Born Roy Halston Frowick in 1932 in Des Moines, Iowa, the fashion designer who was better known as simply 'Halston' moved to Chicago in 1952 where he took a job as a window dresser for the Carson Pirie Scott department store. In 1958, he moved to New York to work for the preeminent milliner Lilly Daché before taking a job designing millinery for Bergdorf Goodman. In 1966, Bergdorf Goodman sponsored Halston's first ready-to-wear clothing line which had its own boutique within the store. He left Bergdorf in 1967 and launched his own line the following year, which was an immediate success. He won COTY Awards in 1969, 1971, and 1972. In 1973, Halston signed licensing deals with Norton Simon. Halston and menswear lines were launched in 1975.
During this period, Halston was at the epicenter of a glittering social circle, frequently attending the Studio54 night club beginning in 1977 with Andy Warhol, Liza Minelli, Mick and Bianca Jagger, and his coterie of models dubbed "The Halstonettes."

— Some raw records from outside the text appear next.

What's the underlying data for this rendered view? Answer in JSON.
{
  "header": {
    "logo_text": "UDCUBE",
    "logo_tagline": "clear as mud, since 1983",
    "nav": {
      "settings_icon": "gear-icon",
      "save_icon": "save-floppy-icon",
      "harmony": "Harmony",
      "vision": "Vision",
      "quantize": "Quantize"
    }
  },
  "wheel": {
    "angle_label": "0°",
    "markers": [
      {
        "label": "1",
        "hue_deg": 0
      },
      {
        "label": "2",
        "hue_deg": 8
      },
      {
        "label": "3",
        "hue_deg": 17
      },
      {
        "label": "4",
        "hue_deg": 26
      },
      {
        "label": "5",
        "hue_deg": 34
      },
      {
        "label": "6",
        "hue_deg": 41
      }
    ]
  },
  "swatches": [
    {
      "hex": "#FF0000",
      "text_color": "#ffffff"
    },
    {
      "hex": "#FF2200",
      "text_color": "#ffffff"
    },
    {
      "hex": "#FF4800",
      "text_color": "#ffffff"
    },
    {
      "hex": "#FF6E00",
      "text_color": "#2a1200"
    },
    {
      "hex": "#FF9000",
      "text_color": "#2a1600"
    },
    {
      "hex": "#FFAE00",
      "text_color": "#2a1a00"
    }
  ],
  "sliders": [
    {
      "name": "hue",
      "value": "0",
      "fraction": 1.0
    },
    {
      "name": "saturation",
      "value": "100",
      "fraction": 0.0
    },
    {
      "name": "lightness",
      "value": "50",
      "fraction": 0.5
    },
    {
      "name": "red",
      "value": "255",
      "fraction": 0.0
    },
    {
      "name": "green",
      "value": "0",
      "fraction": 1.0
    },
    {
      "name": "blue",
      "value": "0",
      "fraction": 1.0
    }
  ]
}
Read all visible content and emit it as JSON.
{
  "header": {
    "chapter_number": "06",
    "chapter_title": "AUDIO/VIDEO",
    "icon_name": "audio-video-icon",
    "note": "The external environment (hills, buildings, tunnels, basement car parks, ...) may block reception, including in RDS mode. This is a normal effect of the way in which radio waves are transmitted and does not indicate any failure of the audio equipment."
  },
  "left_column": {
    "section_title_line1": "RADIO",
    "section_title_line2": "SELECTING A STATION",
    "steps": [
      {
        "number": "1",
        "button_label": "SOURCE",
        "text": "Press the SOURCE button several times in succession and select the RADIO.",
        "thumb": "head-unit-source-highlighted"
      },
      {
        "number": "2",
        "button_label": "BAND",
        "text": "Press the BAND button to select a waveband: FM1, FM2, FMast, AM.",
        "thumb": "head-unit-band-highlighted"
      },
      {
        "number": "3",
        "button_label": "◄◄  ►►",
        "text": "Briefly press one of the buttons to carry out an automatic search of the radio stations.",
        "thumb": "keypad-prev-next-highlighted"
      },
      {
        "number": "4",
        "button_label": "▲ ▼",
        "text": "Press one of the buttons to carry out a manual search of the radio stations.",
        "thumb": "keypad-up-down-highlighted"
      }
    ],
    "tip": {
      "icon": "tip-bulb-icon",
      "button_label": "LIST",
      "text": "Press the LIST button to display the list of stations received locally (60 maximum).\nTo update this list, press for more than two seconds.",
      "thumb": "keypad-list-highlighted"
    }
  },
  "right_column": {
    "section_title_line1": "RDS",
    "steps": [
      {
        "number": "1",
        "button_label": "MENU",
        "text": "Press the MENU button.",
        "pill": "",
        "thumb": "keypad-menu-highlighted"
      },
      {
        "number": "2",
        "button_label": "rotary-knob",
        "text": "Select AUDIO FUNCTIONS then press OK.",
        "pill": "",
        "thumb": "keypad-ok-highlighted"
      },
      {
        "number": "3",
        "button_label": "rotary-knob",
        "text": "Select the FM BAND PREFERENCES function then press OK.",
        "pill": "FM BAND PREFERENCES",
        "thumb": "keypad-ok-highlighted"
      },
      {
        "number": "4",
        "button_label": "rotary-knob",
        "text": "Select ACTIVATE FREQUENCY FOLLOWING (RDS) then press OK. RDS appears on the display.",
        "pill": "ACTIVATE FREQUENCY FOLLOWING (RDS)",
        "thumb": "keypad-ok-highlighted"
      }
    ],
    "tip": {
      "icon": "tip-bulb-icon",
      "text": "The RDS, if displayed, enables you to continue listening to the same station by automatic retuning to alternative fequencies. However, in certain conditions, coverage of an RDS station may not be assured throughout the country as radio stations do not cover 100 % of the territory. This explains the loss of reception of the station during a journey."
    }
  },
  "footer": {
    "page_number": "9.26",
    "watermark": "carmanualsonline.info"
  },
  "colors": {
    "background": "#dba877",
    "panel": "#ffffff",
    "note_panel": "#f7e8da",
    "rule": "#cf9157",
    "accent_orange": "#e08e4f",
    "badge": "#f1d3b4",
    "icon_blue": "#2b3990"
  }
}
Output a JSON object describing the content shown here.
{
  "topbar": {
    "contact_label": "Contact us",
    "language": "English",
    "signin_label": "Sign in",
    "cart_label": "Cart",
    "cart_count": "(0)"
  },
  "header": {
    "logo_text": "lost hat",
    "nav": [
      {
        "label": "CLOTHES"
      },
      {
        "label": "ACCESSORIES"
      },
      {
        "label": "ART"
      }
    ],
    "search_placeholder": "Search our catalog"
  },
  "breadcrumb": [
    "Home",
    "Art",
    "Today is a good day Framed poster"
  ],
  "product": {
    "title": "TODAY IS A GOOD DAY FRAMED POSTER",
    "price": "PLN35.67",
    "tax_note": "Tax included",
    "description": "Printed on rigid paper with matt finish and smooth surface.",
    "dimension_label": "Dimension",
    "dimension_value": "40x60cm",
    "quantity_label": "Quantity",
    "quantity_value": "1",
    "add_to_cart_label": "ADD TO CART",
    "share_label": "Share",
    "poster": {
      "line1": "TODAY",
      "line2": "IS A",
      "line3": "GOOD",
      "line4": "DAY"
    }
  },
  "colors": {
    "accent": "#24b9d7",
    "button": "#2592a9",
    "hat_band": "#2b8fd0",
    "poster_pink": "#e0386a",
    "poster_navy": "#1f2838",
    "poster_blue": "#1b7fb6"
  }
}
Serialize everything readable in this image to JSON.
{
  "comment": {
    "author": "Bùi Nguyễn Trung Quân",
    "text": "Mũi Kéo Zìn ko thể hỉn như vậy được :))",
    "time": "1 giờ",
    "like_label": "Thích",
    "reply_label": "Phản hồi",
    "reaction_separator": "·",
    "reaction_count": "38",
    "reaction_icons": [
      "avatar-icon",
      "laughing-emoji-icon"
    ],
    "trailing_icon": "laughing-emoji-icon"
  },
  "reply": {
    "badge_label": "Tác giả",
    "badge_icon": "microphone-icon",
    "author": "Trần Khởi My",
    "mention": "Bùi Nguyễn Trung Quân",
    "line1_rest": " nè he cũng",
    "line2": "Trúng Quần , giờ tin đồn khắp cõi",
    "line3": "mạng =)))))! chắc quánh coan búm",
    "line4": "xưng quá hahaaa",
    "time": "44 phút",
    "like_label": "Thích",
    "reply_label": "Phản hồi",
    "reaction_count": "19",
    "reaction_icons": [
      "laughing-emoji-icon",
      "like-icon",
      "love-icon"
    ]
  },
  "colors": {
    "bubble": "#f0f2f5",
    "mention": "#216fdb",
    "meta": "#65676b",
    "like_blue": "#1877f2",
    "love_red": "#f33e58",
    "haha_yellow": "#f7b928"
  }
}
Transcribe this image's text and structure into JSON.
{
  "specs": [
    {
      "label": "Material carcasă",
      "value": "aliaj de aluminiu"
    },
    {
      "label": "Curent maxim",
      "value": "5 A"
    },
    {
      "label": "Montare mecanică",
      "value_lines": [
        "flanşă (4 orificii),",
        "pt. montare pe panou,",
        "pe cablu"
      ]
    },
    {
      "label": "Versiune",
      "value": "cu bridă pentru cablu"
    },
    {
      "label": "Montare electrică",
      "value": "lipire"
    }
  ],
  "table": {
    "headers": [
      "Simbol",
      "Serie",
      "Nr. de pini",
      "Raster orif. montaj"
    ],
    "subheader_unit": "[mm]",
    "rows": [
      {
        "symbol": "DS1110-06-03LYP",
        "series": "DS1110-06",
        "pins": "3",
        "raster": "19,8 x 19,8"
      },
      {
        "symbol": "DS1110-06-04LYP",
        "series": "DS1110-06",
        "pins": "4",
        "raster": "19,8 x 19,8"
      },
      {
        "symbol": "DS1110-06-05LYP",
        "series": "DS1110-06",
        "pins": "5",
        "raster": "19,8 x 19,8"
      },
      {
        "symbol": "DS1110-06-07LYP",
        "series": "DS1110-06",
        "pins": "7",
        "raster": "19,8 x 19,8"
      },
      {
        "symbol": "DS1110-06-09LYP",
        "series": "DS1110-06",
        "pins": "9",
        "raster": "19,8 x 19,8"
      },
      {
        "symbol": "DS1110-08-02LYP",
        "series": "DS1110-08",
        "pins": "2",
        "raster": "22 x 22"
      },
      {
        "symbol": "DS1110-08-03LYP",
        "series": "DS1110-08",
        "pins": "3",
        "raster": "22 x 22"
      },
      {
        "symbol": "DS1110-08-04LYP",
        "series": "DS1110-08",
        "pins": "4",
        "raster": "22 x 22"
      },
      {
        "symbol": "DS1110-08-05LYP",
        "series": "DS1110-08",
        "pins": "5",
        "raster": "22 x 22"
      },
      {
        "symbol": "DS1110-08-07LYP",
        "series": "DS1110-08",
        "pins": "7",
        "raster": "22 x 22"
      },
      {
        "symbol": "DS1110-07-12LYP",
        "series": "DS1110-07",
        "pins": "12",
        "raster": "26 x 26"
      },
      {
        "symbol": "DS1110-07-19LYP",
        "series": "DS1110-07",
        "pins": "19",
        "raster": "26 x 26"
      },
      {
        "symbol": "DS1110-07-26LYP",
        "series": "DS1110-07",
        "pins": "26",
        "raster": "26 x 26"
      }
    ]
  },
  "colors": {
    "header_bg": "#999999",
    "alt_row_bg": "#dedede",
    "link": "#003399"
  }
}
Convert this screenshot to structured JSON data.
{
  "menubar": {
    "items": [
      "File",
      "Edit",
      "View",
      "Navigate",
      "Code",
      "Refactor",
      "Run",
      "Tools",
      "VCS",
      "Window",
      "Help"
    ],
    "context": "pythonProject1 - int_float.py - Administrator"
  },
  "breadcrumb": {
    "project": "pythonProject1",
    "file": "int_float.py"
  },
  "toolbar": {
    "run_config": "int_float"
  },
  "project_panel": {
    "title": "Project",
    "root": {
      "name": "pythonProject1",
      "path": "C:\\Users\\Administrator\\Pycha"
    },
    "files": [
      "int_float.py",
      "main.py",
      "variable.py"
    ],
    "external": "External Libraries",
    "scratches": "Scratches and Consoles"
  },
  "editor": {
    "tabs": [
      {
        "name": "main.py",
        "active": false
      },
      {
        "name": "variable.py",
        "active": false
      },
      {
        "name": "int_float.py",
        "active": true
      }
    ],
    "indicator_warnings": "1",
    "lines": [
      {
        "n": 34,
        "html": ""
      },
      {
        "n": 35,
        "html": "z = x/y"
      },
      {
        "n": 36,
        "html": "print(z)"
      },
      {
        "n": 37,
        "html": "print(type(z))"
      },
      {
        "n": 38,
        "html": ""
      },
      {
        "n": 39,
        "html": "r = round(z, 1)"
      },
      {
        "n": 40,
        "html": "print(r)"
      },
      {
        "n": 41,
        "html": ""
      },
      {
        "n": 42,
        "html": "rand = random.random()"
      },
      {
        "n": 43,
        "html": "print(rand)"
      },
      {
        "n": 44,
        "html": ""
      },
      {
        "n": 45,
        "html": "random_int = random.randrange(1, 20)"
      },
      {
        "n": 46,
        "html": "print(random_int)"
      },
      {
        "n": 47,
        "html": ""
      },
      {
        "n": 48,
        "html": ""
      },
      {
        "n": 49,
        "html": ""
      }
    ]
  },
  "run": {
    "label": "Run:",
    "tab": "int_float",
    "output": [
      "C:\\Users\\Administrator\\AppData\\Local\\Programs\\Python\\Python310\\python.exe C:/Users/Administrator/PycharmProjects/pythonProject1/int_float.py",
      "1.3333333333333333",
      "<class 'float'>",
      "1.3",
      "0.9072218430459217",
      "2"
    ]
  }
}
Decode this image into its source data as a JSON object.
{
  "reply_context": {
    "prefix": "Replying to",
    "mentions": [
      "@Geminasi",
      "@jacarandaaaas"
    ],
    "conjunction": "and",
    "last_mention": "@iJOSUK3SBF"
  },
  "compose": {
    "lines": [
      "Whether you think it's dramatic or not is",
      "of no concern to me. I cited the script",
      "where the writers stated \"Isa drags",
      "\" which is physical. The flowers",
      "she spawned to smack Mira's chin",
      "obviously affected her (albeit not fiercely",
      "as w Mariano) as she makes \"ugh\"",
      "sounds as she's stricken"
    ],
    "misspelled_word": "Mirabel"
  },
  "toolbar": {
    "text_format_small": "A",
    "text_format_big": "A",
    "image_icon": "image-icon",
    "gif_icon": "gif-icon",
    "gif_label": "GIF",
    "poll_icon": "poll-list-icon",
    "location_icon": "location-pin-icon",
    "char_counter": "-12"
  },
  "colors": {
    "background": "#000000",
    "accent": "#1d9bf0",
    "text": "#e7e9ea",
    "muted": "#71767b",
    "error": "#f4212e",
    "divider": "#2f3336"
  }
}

Halston diffusion lines were launched with J.C. Penny's in 1983 and the following year, Halston unsuccessfully attempted to buy his company back from Norton Simon; Halston Originals closes in 1985 and the following year Halston learned that he was HIV positive. Halston passed away from AIDS-related complications in 1990.